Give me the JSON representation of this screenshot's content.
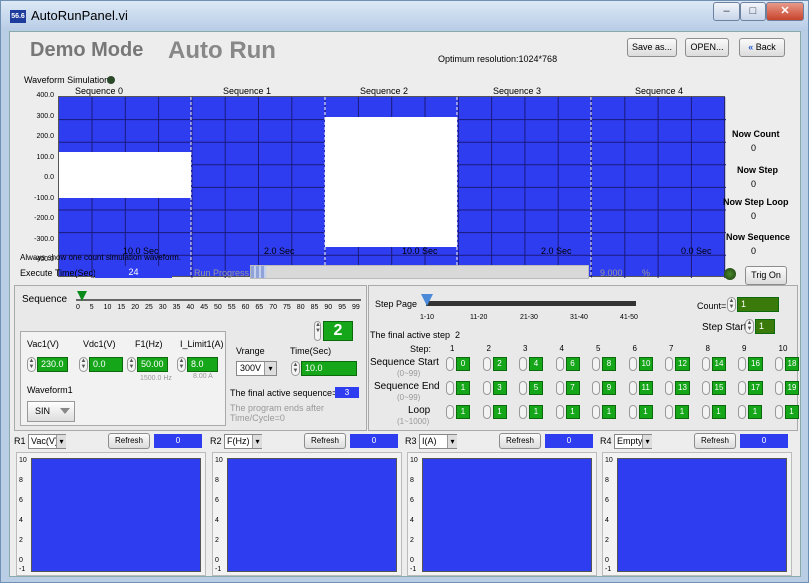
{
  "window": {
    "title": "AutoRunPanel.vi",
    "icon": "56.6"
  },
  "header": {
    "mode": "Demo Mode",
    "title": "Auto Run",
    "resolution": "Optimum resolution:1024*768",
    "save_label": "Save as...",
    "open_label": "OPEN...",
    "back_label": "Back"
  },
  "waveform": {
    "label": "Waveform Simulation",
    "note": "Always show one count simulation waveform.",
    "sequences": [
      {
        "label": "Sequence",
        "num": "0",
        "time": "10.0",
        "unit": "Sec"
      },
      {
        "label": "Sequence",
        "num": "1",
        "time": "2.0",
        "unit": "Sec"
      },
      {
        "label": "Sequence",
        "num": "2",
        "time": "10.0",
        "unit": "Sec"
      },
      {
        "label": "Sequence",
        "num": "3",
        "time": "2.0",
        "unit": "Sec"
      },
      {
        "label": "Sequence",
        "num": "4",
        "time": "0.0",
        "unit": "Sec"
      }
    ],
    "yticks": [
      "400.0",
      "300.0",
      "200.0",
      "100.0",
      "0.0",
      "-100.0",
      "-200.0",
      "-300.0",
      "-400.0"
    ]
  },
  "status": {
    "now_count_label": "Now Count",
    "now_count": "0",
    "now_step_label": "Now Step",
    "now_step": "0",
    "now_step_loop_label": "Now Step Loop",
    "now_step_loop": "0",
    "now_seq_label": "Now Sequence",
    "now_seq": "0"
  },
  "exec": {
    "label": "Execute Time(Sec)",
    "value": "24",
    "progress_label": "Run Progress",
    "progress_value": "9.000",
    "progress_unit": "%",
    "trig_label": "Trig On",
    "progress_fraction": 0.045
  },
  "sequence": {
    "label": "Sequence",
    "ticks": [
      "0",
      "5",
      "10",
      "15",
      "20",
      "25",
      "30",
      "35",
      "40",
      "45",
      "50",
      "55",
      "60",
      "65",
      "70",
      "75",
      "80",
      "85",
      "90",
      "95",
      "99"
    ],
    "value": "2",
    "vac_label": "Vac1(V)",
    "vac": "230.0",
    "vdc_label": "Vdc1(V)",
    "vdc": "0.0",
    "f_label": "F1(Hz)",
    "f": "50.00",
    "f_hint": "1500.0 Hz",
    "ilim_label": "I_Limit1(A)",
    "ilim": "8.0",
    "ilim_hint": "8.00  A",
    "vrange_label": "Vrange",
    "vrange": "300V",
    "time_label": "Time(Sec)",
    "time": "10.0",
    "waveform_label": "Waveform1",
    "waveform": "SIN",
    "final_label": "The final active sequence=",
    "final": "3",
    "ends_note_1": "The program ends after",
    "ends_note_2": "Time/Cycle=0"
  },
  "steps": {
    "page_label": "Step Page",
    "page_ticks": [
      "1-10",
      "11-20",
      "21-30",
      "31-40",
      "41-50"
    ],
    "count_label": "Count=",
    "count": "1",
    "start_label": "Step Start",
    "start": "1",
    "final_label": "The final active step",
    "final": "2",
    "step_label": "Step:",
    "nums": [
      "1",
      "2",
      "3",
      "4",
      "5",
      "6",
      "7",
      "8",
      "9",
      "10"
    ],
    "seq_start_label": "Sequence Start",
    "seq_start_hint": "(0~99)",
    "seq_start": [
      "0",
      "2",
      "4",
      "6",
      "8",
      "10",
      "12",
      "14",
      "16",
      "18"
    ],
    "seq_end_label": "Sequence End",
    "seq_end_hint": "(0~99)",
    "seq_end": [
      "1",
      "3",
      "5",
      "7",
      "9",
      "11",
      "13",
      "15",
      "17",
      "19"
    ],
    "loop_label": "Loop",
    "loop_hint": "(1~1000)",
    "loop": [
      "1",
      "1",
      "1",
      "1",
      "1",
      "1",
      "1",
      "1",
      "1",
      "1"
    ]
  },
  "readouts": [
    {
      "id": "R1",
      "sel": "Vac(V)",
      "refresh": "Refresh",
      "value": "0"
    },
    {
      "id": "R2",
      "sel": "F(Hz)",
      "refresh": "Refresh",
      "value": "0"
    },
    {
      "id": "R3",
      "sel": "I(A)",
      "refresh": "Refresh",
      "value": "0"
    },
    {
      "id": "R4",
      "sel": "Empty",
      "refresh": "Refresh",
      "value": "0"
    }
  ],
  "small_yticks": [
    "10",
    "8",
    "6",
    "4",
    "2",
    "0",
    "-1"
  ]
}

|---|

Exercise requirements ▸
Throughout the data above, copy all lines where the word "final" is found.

Result of the task ▸
    "final_label": "The final active sequence=",
    "final": "3",
    "final_label": "The final active step",
    "final": "2",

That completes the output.